Then there’s making sure you have the ability to prioritise; putting all the critical time-sensitive items in one pile and another pile containing the rest – to be delegated, delayed or disregarded. One tip is for you to plan a to-do list a day ahead, so that when you begin tomorrow bright and early, you can already hit the ground running.
6) Eliminating negative thoughts
Negative thoughts: even the best of us have to deal with them at one point in time. They’re normal, but the worst is when we allow them to drag us down, ultimately affecting the rest of our day. If you catch yourself having doubts about your abilities, take some time to question these thoughts (not your fantastic self), and what basis they have.
Keep a list of short-term goals somewhere easily seen on your desk, to stay motivated throughout the day.
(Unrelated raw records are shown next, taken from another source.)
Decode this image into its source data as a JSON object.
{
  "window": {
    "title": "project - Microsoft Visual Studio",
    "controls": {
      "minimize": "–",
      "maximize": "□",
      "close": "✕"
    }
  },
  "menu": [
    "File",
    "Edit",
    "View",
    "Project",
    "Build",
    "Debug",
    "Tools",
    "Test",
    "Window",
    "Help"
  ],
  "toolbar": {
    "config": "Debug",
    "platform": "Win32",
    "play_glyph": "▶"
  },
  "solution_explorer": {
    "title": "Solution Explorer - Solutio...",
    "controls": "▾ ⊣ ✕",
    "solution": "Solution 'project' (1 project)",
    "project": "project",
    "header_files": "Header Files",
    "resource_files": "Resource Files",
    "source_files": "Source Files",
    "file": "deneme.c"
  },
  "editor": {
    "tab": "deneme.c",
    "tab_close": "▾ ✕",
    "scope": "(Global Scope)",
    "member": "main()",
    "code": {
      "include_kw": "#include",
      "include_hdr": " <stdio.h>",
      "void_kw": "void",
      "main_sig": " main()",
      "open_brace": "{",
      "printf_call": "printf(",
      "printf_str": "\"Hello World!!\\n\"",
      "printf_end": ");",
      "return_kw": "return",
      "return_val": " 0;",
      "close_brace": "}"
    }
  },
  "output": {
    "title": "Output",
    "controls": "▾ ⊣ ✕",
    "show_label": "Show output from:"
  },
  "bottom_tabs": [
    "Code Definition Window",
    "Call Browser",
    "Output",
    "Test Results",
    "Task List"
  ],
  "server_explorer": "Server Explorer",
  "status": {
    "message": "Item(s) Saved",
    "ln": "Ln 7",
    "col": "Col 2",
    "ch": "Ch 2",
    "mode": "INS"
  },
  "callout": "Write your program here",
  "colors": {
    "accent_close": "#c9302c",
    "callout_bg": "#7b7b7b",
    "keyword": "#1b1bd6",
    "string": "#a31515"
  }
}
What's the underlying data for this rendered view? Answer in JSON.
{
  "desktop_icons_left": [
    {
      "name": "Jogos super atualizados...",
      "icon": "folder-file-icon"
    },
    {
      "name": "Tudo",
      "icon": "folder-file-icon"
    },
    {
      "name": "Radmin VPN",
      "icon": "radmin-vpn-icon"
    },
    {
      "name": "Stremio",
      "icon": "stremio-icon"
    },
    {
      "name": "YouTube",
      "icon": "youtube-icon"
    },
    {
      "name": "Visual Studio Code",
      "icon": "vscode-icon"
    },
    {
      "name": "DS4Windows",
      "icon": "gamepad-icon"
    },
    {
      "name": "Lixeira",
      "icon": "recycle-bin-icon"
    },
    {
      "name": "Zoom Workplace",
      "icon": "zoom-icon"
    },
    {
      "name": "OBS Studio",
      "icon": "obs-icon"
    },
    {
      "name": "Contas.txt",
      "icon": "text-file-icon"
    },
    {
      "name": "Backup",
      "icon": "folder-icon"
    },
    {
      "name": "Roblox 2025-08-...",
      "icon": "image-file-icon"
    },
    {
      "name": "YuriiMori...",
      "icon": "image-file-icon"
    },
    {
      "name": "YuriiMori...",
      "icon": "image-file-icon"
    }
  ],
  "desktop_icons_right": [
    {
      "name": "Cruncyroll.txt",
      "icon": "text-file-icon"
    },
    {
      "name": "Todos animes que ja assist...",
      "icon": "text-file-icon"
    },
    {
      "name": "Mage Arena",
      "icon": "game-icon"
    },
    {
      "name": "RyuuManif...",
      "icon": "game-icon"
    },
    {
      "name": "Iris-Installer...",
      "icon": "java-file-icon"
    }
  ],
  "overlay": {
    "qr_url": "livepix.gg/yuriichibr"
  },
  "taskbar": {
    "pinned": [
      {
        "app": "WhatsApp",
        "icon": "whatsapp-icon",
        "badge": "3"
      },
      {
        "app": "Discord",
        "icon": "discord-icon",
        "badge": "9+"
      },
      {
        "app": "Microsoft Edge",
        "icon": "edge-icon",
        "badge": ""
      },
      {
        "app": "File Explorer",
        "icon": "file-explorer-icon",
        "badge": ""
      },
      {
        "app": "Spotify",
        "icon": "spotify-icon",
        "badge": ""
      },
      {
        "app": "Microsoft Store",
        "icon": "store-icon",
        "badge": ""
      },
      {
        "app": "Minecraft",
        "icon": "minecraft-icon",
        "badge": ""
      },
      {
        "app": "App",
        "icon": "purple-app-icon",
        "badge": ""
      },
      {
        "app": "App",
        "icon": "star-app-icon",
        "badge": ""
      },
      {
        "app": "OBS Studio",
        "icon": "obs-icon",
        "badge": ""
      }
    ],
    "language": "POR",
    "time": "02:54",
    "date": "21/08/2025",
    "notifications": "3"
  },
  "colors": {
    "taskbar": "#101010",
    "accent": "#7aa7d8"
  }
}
While having long-term goals is important, short ones allow you to celebrate the simpler things. As Barack Obama succinctly puts it, “The future rewards those who press on. I don’t have time to feel sorry for myself. I don’t have time to complain. I am going to press on.”
7) Meditating and disconnecting
When you’re feeling good about yourself, optimism and excitement aren’t far behind. And when you have that kind of feeling, your day will always be worth it. So how do you achieve that state of mind? Meditation seems to be the answer, with various neurological benefits linked to the ancient practice, such as improving attention and concentration.
Even if the idea of sitting in one place for too long already makes you feel jittery, you can opt to power off all your devices at the end of the day instead. This habit gives you time to disconnect from the never-ending demands of the real world and focus on properly resting so you can get back to the grind feeling refreshed.
8) Networking all day, every day
Networking is possibly the most important habit one would need to cultivate in order to gain an advantage over their peers – your own secret weapon. It’s not only for landing you good career opportunities, you’d also be able to secure key clients should the need ever arise. You’d also be getting valuable industry-related trends in addition to a large pool of resources for a variety of your career needs. Sold yet?
Don’t just reach out to every contact you have on Facebook and LinkedIn, or hand out your name card to every person you meet at events. Remember, people will be more likely to help someone they know and trust. A simpler way is to be your authentic self and keep in contact with your current circle, slowly expanding through introductions.
“When you work on something, you get the feeling that you’ve achieved something,” said Masako Wakamiya, the 82-year old app developer. Also known as Japan’s ‘golden coder’, she never let her age deter her from self-learning code to make a game app for the elderly.
If you’ve read this far, take heart from Ms Wakamiya’s story and never stop reaching for new heights. You already have eight new habits to learn, so good luck!